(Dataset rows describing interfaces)
........

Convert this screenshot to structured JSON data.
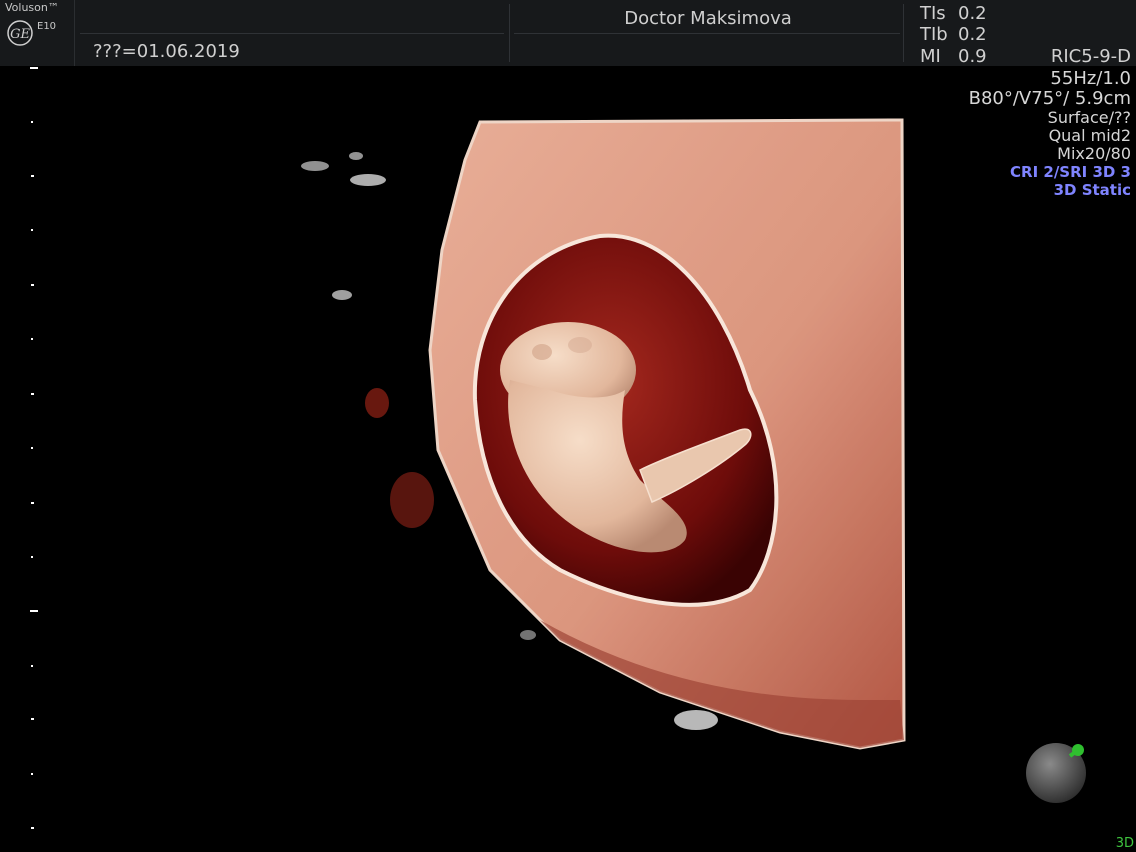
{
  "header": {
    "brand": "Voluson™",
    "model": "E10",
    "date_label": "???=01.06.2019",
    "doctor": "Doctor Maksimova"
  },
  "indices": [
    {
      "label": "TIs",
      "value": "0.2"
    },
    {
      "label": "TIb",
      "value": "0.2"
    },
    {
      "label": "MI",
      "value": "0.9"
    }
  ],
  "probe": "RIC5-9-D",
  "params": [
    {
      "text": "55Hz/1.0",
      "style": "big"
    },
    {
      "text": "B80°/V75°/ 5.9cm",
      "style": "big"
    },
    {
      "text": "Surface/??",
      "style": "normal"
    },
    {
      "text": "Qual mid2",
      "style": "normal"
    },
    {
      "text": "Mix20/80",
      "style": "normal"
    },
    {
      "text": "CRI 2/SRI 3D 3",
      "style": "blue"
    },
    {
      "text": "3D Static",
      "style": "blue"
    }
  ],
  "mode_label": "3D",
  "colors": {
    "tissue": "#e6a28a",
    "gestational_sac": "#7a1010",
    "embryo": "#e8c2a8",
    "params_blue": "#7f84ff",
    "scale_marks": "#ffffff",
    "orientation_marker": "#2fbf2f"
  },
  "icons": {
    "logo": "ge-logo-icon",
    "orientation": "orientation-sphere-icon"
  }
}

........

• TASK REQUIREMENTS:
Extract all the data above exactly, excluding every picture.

• SOLUTION:
Convert this screenshot to structured JSON data.
{
  "header": {
    "brand": "Voluson™",
    "model": "E10",
    "date_label": "???=01.06.2019",
    "doctor": "Doctor Maksimova"
  },
  "indices": [
    {
      "label": "TIs",
      "value": "0.2"
    },
    {
      "label": "TIb",
      "value": "0.2"
    },
    {
      "label": "MI",
      "value": "0.9"
    }
  ],
  "probe": "RIC5-9-D",
  "params": [
    {
      "text": "55Hz/1.0",
      "style": "big"
    },
    {
      "text": "B80°/V75°/ 5.9cm",
      "style": "big"
    },
    {
      "text": "Surface/??",
      "style": "normal"
    },
    {
      "text": "Qual mid2",
      "style": "normal"
    },
    {
      "text": "Mix20/80",
      "style": "normal"
    },
    {
      "text": "CRI 2/SRI 3D 3",
      "style": "blue"
    },
    {
      "text": "3D Static",
      "style": "blue"
    }
  ],
  "mode_label": "3D",
  "colors": {
    "tissue": "#e6a28a",
    "gestational_sac": "#7a1010",
    "embryo": "#e8c2a8",
    "params_blue": "#7f84ff",
    "scale_marks": "#ffffff",
    "orientation_marker": "#2fbf2f"
  },
  "icons": {
    "logo": "ge-logo-icon",
    "orientation": "orientation-sphere-icon"
  }
}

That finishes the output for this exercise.